WORK INSTRUCTIONS: Among the entries below, find the lines with the word "data" and copy them.

Collection entries:
----------
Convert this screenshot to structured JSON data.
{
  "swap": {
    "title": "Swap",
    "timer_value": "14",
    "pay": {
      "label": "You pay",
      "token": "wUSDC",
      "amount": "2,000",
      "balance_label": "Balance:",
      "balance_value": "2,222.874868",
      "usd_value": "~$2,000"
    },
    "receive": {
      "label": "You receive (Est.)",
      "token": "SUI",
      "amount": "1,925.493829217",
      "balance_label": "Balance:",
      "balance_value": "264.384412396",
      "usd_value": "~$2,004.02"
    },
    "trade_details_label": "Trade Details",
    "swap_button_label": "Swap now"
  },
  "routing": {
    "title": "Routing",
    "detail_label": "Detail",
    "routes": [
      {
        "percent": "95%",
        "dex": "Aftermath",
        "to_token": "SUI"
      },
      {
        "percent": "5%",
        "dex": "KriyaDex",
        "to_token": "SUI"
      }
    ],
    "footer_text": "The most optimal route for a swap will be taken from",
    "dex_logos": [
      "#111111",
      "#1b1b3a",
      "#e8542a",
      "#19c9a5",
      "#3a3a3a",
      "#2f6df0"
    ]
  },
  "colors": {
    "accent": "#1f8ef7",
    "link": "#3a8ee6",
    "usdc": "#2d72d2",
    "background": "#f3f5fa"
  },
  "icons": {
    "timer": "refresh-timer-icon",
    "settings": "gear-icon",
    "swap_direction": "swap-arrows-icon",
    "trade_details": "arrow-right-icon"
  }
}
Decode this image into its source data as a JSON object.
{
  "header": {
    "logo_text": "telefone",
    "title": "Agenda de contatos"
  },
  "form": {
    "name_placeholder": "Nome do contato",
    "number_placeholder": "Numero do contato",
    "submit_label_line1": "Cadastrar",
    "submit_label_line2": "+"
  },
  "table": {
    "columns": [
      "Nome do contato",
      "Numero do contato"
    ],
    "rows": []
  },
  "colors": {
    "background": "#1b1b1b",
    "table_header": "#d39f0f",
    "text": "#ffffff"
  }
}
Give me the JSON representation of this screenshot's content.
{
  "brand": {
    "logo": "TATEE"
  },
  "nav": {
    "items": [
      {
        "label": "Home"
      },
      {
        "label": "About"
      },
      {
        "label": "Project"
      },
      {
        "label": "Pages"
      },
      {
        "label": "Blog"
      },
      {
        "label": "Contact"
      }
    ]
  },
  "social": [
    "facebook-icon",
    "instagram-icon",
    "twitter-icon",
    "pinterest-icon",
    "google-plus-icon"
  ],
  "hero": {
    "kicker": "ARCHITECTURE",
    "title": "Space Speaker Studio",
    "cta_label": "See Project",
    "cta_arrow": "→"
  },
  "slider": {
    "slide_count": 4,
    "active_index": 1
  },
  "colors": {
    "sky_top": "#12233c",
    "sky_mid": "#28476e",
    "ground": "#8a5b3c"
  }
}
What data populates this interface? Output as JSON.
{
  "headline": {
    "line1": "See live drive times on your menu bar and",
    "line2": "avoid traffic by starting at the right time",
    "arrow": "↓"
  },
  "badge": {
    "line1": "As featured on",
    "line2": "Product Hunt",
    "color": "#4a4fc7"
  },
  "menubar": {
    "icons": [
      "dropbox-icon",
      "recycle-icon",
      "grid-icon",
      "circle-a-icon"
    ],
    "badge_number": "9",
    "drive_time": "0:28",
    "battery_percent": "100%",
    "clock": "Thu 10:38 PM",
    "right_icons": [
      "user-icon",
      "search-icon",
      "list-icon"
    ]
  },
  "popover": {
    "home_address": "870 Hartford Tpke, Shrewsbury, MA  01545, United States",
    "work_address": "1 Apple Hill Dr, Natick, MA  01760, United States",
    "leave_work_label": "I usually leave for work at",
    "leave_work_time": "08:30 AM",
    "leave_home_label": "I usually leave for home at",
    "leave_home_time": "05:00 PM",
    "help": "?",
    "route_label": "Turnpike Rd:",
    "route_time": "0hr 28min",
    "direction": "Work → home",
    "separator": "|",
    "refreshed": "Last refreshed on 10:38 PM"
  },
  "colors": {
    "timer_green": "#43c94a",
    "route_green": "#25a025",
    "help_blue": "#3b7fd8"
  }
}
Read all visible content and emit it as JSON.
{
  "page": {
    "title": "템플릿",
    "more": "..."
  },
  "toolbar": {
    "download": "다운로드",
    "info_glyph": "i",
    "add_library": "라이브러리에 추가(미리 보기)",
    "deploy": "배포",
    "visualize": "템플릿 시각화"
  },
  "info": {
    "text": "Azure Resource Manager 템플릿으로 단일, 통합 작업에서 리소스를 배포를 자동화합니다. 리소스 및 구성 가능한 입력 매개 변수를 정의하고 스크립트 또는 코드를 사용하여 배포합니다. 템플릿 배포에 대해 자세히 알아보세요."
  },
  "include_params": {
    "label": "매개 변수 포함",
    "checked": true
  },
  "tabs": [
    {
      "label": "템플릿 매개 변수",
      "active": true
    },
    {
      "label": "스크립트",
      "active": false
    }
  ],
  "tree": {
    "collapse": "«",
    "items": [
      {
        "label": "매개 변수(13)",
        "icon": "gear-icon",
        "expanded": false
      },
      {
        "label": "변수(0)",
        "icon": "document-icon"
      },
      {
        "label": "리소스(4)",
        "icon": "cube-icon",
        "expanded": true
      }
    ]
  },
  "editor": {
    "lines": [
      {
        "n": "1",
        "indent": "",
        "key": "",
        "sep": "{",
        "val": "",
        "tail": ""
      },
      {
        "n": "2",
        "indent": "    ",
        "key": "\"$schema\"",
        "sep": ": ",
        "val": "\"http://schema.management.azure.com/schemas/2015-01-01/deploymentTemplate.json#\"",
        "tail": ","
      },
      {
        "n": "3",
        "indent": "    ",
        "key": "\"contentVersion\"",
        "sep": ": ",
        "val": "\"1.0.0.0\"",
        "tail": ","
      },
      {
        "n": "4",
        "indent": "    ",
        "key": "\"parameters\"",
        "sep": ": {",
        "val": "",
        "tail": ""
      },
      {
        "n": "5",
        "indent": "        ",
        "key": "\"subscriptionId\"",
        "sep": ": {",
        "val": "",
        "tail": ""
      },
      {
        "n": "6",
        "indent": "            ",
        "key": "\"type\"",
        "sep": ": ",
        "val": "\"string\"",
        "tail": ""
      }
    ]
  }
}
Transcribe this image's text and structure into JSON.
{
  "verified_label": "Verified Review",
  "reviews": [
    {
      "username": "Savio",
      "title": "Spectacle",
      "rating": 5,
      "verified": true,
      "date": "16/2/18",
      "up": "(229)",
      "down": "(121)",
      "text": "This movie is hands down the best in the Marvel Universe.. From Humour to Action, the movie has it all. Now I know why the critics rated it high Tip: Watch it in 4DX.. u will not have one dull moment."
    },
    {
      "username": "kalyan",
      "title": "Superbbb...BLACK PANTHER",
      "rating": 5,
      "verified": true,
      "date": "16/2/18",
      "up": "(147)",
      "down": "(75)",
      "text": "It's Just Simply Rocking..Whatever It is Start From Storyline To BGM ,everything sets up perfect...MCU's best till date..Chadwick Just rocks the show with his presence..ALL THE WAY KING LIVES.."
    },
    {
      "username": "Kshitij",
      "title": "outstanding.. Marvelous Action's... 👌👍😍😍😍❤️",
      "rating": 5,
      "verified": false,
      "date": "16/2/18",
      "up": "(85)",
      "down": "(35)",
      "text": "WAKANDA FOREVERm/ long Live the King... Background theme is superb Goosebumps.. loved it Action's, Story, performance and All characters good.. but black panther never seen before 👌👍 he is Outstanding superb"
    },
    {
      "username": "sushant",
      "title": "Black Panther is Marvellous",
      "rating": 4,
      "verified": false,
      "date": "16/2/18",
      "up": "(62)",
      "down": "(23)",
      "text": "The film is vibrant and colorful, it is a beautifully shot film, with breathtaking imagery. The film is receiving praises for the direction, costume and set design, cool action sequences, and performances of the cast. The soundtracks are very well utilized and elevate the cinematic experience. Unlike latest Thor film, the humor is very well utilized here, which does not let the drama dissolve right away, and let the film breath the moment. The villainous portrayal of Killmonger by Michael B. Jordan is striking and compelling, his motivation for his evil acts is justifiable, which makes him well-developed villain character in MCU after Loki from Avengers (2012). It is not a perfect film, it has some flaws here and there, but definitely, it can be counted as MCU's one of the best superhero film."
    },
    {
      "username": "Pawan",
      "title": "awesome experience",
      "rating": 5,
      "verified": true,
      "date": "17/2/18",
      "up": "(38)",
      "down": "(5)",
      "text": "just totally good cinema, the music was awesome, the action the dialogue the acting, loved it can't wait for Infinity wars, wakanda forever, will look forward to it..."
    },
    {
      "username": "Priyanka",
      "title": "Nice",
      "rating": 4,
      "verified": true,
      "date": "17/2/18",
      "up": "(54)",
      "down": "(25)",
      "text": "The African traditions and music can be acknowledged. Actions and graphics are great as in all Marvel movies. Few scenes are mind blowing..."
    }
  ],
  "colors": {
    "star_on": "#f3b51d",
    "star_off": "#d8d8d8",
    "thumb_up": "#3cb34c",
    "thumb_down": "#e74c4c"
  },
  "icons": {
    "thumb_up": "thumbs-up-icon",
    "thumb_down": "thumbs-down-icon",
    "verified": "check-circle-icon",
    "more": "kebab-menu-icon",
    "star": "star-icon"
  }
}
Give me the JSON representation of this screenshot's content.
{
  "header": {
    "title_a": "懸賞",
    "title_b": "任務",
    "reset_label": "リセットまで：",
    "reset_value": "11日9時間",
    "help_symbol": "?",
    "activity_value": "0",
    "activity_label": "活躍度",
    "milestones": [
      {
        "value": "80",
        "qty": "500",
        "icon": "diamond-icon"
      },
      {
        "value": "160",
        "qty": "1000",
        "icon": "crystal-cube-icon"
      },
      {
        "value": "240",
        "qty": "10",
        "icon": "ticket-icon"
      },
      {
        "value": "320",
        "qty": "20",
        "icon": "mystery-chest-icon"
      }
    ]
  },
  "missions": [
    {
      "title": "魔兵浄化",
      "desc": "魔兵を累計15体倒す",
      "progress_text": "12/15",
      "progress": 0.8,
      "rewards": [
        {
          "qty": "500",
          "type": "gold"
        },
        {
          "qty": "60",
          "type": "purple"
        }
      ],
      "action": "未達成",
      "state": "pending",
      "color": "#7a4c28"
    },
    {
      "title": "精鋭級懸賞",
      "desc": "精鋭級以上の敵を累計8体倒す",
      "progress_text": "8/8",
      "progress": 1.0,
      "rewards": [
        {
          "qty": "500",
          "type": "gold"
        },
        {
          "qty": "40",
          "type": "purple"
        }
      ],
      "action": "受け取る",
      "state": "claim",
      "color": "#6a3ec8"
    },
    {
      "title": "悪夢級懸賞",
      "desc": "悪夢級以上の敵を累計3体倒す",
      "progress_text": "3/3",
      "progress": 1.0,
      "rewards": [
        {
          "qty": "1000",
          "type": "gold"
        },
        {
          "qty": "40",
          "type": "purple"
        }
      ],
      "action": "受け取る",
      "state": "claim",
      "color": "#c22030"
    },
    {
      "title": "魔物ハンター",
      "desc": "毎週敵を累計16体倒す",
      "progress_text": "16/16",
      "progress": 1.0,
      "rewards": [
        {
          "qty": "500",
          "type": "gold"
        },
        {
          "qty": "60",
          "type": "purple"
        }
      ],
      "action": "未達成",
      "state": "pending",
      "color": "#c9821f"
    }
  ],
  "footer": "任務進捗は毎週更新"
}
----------
OUTPUT:
Convert this screenshot to structured JSON data.
Decode this image into its source data as a JSON object.
What data populates this interface? Output as JSON.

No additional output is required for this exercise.